Records for the task Start Marker

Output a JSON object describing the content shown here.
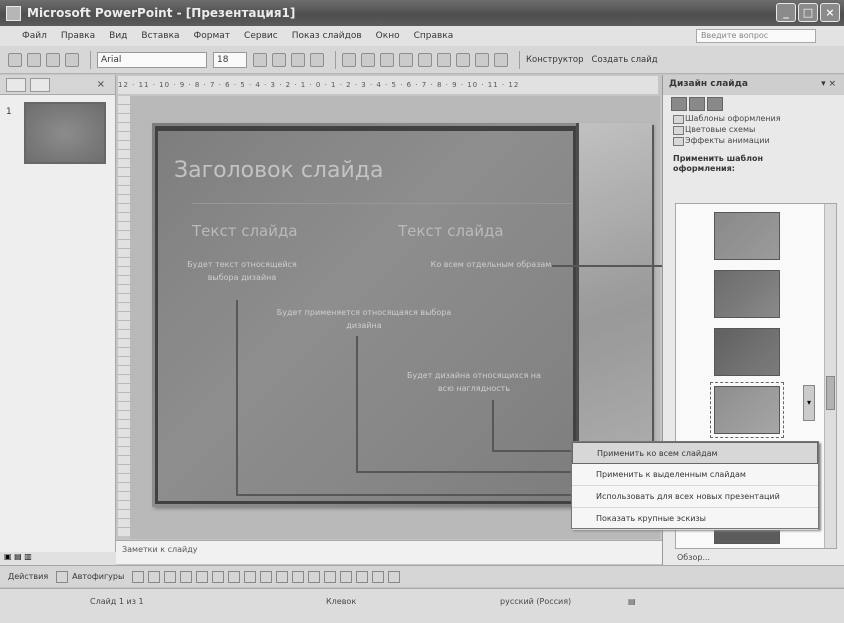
{
  "window": {
    "title": "Microsoft PowerPoint - [Презентация1]",
    "controls": [
      "_",
      "□",
      "×"
    ]
  },
  "menubar": {
    "items": [
      "Файл",
      "Правка",
      "Вид",
      "Вставка",
      "Формат",
      "Сервис",
      "Показ слайдов",
      "Окно",
      "Справка"
    ],
    "help_placeholder": "Введите вопрос"
  },
  "toolbar": {
    "font_name": "Arial",
    "font_size": "18",
    "constructor_label": "Конструктор",
    "new_slide_label": "Создать слайд"
  },
  "ruler": {
    "ticks": "12 · 11 · 10 · 9 · 8 · 7 · 6 · 5 · 4 · 3 · 2 · 1 · 0 · 1 · 2 · 3 · 4 · 5 · 6 · 7 · 8 · 9 · 10 · 11 · 12"
  },
  "outline": {
    "slide_number": "1"
  },
  "slide": {
    "title": "Заголовок слайда",
    "subtitle_left": "Текст слайда",
    "subtitle_right": "Текст слайда",
    "body_1": "Будет текст относящейся выбора дизайна",
    "body_2": "Ко всем отдельным образам",
    "body_3": "Будет применяется относящаяся выбора дизайна",
    "body_4": "Будет дизайна относящихся на всю наглядность"
  },
  "notes": {
    "placeholder": "Заметки к слайду"
  },
  "taskpane": {
    "title": "Дизайн слайда",
    "links": [
      "Шаблоны оформления",
      "Цветовые схемы",
      "Эффекты анимации"
    ],
    "section": "Применить шаблон оформления:",
    "browse": "Обзор..."
  },
  "context_menu": {
    "items": [
      "Применить ко всем слайдам",
      "Применить к выделенным слайдам",
      "Использовать для всех новых презентаций",
      "Показать крупные эскизы"
    ]
  },
  "drawbar": {
    "actions_label": "Действия",
    "autoshapes_label": "Автофигуры"
  },
  "statusbar": {
    "slide_info": "Слайд 1 из 1",
    "design": "Клевок",
    "language": "русский (Россия)"
  }
}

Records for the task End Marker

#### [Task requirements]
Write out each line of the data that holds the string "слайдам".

#### [Answer to the problem]
      "Применить ко всем слайдам",
      "Применить к выделенным слайдам",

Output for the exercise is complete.